§ EXERCISE DESCRIPTION
Working from the listing below, pick each line containing the word "Last" and copy it.

§ PROVIDED DATA
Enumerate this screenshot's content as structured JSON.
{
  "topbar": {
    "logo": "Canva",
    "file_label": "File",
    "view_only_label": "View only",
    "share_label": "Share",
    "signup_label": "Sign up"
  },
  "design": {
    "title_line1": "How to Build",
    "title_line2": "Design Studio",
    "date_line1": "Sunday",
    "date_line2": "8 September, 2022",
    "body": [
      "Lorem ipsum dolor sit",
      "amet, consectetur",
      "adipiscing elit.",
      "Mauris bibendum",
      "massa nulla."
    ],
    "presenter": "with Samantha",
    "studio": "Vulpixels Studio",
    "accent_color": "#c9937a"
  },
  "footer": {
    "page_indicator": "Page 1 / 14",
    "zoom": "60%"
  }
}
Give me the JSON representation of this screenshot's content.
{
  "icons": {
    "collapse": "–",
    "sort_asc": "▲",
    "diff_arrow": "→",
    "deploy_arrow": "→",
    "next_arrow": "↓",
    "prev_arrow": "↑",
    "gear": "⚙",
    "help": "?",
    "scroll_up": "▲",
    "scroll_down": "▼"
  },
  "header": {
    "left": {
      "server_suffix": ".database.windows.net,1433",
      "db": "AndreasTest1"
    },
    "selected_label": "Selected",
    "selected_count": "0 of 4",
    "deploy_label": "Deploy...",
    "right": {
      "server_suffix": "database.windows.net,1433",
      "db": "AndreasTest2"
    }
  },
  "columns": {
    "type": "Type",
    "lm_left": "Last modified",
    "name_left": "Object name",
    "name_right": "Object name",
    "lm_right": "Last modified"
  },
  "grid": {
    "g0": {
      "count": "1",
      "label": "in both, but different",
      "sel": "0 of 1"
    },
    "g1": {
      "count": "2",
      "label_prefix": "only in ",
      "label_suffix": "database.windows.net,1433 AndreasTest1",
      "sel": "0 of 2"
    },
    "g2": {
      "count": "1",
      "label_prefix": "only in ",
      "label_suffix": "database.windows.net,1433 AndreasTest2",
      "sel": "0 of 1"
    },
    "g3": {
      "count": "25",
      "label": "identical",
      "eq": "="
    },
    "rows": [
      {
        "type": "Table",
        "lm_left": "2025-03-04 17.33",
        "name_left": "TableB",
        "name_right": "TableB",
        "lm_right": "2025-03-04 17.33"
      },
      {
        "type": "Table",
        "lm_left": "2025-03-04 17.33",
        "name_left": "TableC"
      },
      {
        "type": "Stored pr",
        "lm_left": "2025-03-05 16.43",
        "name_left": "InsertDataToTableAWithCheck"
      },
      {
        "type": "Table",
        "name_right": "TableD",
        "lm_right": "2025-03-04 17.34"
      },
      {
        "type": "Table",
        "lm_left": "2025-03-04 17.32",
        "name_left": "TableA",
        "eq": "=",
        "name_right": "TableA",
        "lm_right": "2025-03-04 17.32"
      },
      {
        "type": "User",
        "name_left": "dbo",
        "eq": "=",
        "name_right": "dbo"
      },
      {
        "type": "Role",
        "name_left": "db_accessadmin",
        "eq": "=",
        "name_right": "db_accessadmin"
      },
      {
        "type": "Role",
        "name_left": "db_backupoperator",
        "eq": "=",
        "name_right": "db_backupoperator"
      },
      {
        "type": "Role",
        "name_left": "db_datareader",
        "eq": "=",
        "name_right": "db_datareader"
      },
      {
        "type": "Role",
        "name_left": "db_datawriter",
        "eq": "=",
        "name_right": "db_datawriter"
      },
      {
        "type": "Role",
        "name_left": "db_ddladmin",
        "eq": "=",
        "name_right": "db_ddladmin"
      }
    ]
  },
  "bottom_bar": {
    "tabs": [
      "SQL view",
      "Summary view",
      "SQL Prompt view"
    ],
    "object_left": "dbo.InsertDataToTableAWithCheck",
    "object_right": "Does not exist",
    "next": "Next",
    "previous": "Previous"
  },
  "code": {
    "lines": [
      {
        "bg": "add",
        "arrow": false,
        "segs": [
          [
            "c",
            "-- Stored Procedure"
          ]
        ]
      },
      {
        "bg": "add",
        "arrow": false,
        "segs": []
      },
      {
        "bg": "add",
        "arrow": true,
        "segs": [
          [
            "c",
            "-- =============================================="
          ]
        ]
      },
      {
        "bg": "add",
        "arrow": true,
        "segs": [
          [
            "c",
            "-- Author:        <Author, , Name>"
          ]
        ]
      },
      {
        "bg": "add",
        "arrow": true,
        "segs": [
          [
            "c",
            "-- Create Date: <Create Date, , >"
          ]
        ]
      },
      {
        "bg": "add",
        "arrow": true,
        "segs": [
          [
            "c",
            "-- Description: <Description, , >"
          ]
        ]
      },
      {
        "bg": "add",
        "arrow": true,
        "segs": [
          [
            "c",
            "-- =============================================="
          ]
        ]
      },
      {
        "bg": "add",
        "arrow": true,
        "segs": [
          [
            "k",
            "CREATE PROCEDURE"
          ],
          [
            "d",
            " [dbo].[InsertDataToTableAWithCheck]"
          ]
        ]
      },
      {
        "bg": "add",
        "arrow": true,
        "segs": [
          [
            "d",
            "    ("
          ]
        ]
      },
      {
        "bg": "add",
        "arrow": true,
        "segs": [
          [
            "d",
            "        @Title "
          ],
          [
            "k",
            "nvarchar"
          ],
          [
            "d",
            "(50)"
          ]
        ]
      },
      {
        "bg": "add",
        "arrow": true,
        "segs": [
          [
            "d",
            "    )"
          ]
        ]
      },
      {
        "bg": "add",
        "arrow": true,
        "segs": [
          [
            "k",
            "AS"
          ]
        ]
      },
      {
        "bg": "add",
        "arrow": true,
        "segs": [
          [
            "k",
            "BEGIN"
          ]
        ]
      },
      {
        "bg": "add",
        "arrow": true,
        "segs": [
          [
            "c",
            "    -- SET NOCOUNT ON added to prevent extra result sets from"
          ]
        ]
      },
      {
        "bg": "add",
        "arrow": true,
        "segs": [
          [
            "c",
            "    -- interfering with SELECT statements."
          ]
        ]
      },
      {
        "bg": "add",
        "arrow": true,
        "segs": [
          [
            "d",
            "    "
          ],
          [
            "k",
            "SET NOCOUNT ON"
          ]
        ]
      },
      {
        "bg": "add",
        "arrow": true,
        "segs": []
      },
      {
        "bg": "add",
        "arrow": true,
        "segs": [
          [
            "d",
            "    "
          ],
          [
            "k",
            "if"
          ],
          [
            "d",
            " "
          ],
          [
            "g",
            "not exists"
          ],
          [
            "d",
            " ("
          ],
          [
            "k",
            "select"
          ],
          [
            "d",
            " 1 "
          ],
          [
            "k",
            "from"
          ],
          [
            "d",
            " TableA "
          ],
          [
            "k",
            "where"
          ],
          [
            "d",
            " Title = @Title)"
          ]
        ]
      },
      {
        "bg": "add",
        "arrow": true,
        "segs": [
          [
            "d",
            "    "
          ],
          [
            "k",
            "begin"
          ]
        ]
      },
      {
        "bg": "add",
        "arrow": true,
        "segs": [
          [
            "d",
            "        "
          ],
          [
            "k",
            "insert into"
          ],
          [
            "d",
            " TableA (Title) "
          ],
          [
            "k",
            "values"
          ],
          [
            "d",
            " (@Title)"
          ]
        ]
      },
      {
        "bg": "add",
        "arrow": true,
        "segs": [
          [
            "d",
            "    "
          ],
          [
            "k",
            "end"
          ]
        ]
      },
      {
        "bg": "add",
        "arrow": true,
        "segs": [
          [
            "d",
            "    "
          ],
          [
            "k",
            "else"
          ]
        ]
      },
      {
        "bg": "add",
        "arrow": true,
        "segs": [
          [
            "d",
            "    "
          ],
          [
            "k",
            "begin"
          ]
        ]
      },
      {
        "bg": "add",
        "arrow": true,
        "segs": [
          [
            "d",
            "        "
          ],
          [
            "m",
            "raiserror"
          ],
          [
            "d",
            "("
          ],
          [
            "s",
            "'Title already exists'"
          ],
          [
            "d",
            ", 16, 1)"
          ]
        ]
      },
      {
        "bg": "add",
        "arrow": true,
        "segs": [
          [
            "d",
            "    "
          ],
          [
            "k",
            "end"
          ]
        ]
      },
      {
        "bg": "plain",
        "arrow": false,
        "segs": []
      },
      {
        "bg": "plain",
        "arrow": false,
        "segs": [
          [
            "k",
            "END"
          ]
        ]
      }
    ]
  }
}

§ PROBLEM SOLUTION
    "lm_left": "Last modified",
    "lm_right": "Last modified"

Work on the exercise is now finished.